President Reagan and Missile Defense: The Realization of a Vision
"What if free people could live secure in the knowledge that their
security did not rest upon the threat of instant U.S. retaliation
to deter … attack, that we could intercept and destroy
strategic ballistic missiles before they reached our own soil or
that of our allies?"
Exactly 20 years ago today, President Reagan posed this intriguing
question. His goal was to end America's vulnerability to ballistic
missile attack by launching a program named the Strategic Defense
President Reagan was probably the only man with the ability to
propose SDI. Even though his vision was based on realism about the
threat facing America -- at that time the Soviet Union's nuclear
arsenal -- it was balanced by hope and great foresight.
His vision soon will be realized. The Bush administration plans to
field a limited ballistic missile defense system in late 2004 and
2005. The system will become operational despite intense opposition

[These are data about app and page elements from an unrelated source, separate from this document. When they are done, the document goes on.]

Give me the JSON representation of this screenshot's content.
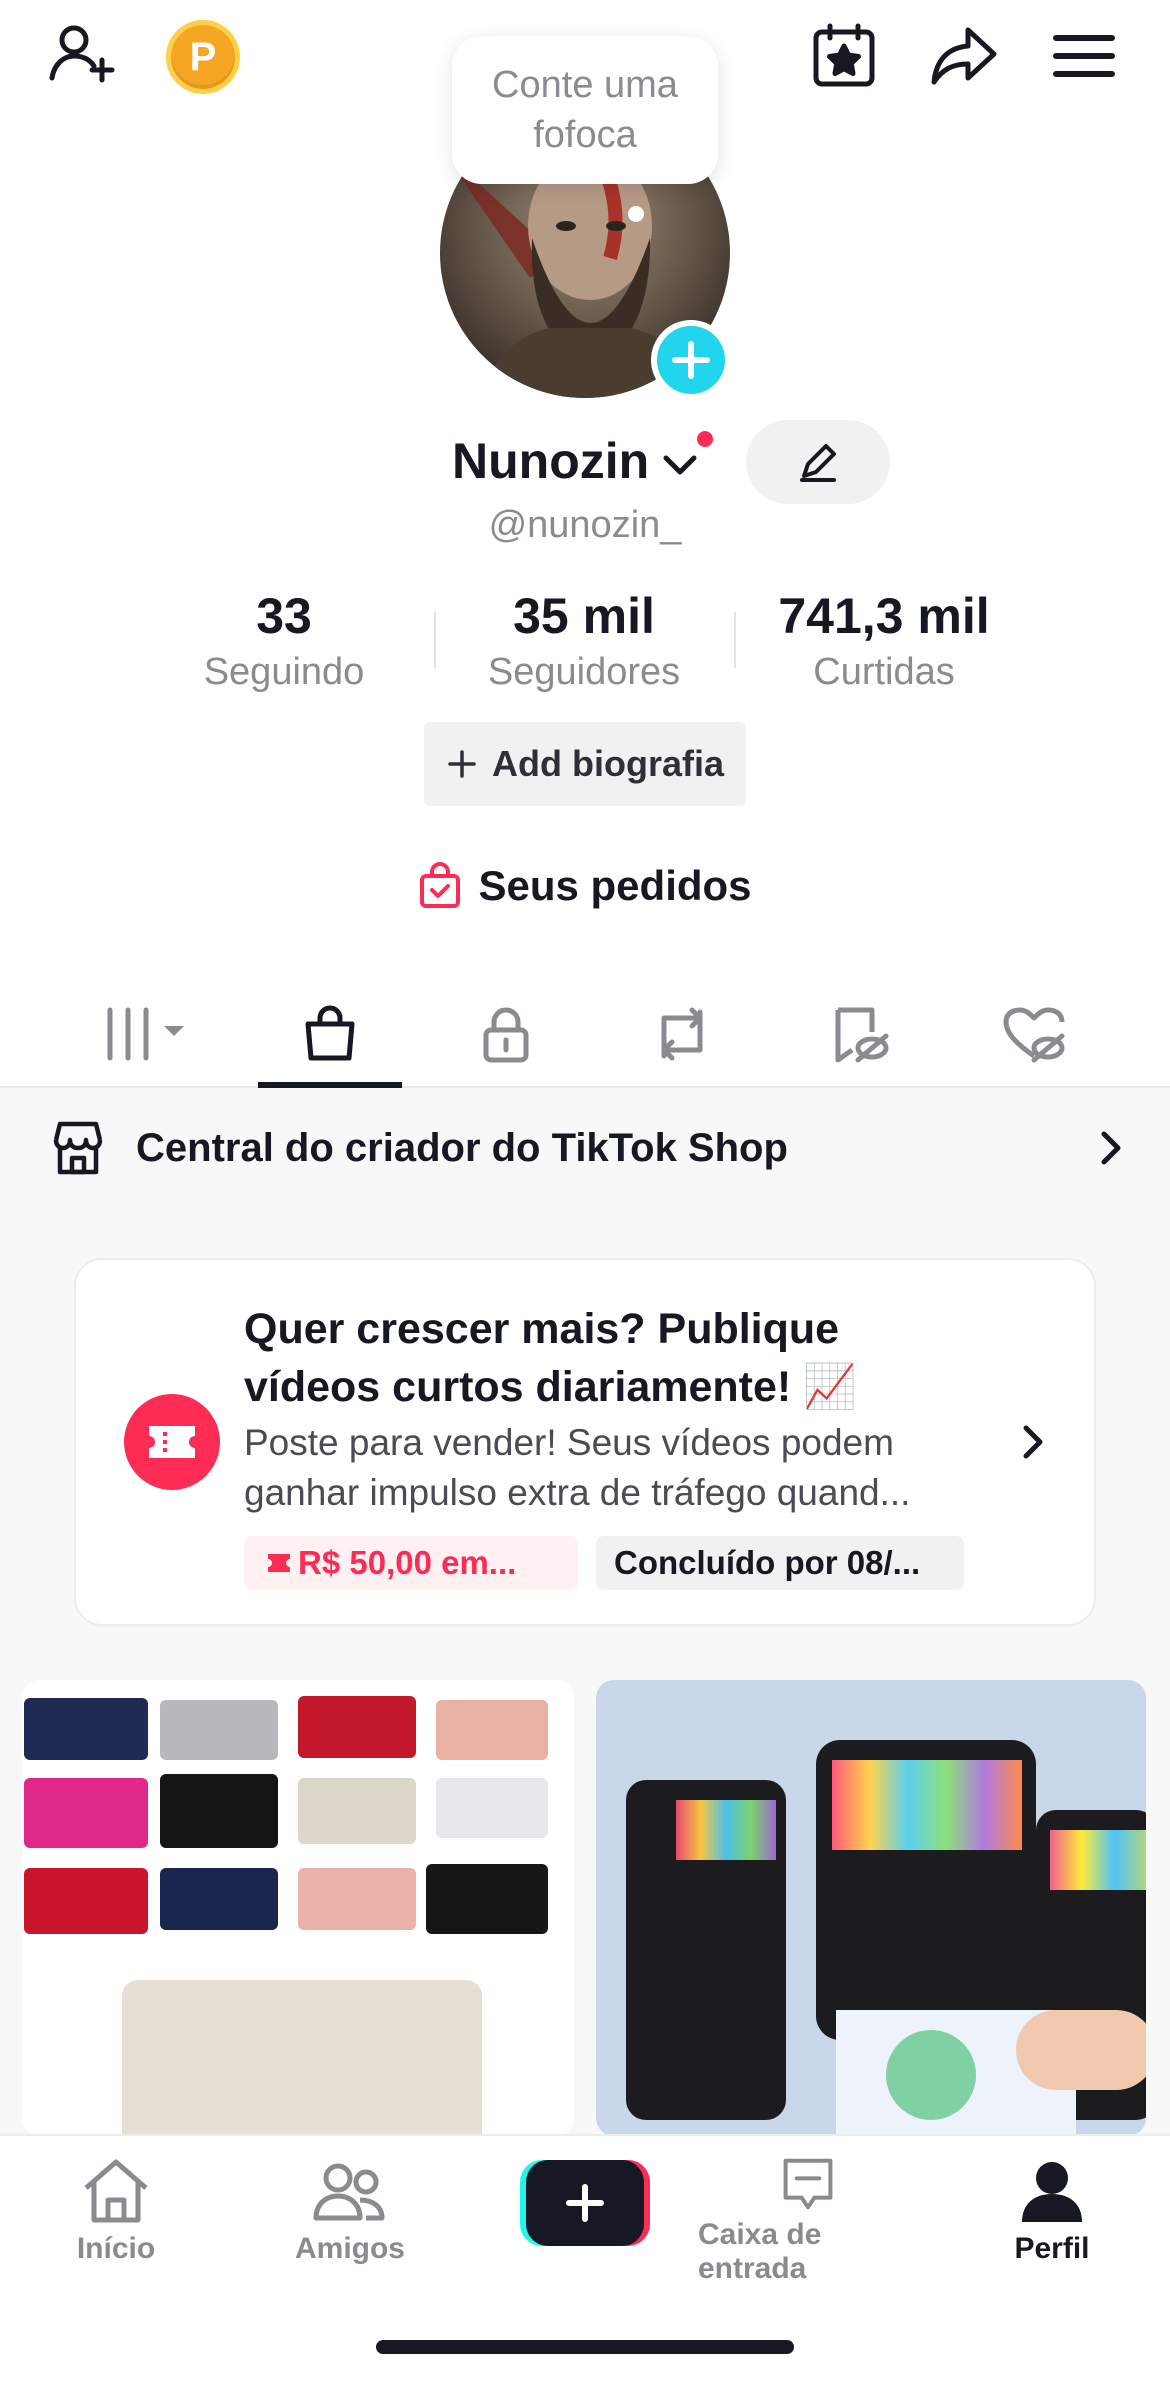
{
  "bubble": {
    "text": "Conte uma fofoca"
  },
  "profile": {
    "name": "Nunozin",
    "handle": "@nunozin_",
    "stats": [
      {
        "value": "33",
        "label": "Seguindo"
      },
      {
        "value": "35 mil",
        "label": "Seguidores"
      },
      {
        "value": "741,3 mil",
        "label": "Curtidas"
      }
    ],
    "add_bio_label": "Add biografia",
    "orders_label": "Seus pedidos"
  },
  "tabs": [
    "videos-grid",
    "shop",
    "private",
    "reposts",
    "favorites",
    "liked"
  ],
  "shop_center": {
    "label": "Central do criador do TikTok Shop"
  },
  "promo_card": {
    "title": "Quer crescer mais? Publique vídeos curtos diariamente! 📈",
    "body": "Poste para vender! Seus vídeos podem ganhar impulso extra de tráfego quand...",
    "reward_tag": "R$ 50,00 em...",
    "deadline_tag": "Concluído por 08/..."
  },
  "bottom_nav": {
    "items": [
      {
        "label": "Início"
      },
      {
        "label": "Amigos"
      },
      {
        "label": ""
      },
      {
        "label": "Caixa de entrada"
      },
      {
        "label": "Perfil"
      }
    ]
  },
  "colors": {
    "accent_red": "#fe2c55",
    "accent_cyan": "#20d5ec",
    "text_primary": "#161823",
    "text_secondary": "#8a8b91"
  }
}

over the last two decades in Congress and in the executive branch
during the Clinton administration.
Why has SDI survived, and even thrived? Here are some of the
reasons President Reagan's vision has proven so compelling and
- SDI is based on common sense. The simple
premise behind SDI is that America ought to be able to
defend itself against attack -- and, because it possesses
this ability, perhaps even prevent one -- instead of simply
responding to a successful attack.
SDI's grounding in self-defense is why the idea is nearing
realization 20 years later, even though the world is a dramatically
different place than it was in 1983.
- SDI is based on conservative
principles. In foreign policy, conservatism stands
for American strength, leadership and moral confidence. SDI
represents all of those.
It was originally a way to become stronger than the Soviet Union,
encourage others to stand up to Soviet threats and reassure
Americans and others around the world that our cause in countering
the Soviet Union was just. President Reagan's SDI proposal allowed
no room for arguments of moral equivalency between the United
States and the Soviet Union.
- SDI is a big and powerful idea. Enduring
policies are not based on narrow or small-minded ideas. SDI was a
big concept that became one of the chief means for confronting and
defeating the Soviet threat. Today it remains critical, as a means
of countering the threat posed by rogue states and
President Reagan had the vision to propose an initiative as far
reaching and flexible as SDI. He focused on getting a handful of
big, important things done, rather than spreading his efforts over
a broad array of narrow initiatives designed to please special
interests, as President Clinton so often did. This is why history
will judge Reagan as a conservative Franklin Delano Roosevelt and
Clinton as a liberal Warren G. Harding.
- The SDI message is hopeful and
uplifting. President Reagan was an optimistic
leader. He viewed missile defense as a way to brighten a world that
lived under the darkness caused by the threat of nuclear
annihilation. It's not surprising the American people found comfort
and hope in this message.
- President Reagan demonstrated the courage of
his convictions. It's impossible to
imagine the pressure President Reagan was under at the legendary
1986 Reykjavik summit with Soviet Secretary General Mikhail
Gorbachev. Secretary Gorbachev offered to eliminate nuclear weapons
in exchange for the termination of the SDI program. How many
presidents could have turned that down?
Yet by rejecting the disingenuous Soviet offer, President Reagan
underlined the importance of SDI. That's why, 20 years later, SDI
is close to fruition, while the USSR is dead and buried.
President Clinton, by contrast, opposed missile
defense as fervently as President Reagan supported it. Crucial
research was scaled back severely or canceled outright during the
1990s. Yet when Congress passed the National Missile Defense Act of
1999, which established in law the policy of deploying a
missile-defense system, Clinton chose to sign the bill -- assuring
that President Reagan's vision for would survive after all.
President Reagan's idea strengthened our national security and that
of our allies by overcoming the Soviet threat. President Bush is
likewise demonstrating strong leadership by taking an idea born
during the Cold War and using it to defend America against today's
terrorists and rogue states. That's why it is appropriate to mark
the anniversary of President Reagan's 1983 speech (as a
congressional resolution sponsored by Rep. John Hostettler, R-Ind.,
would do) -- and to realize how crucial it is to take the few steps
that remain to make SDI a reality.
-Baker Spring is
the Kirby research fellow in national security policy at The
Heritage Foundation, a Washington-based public policy research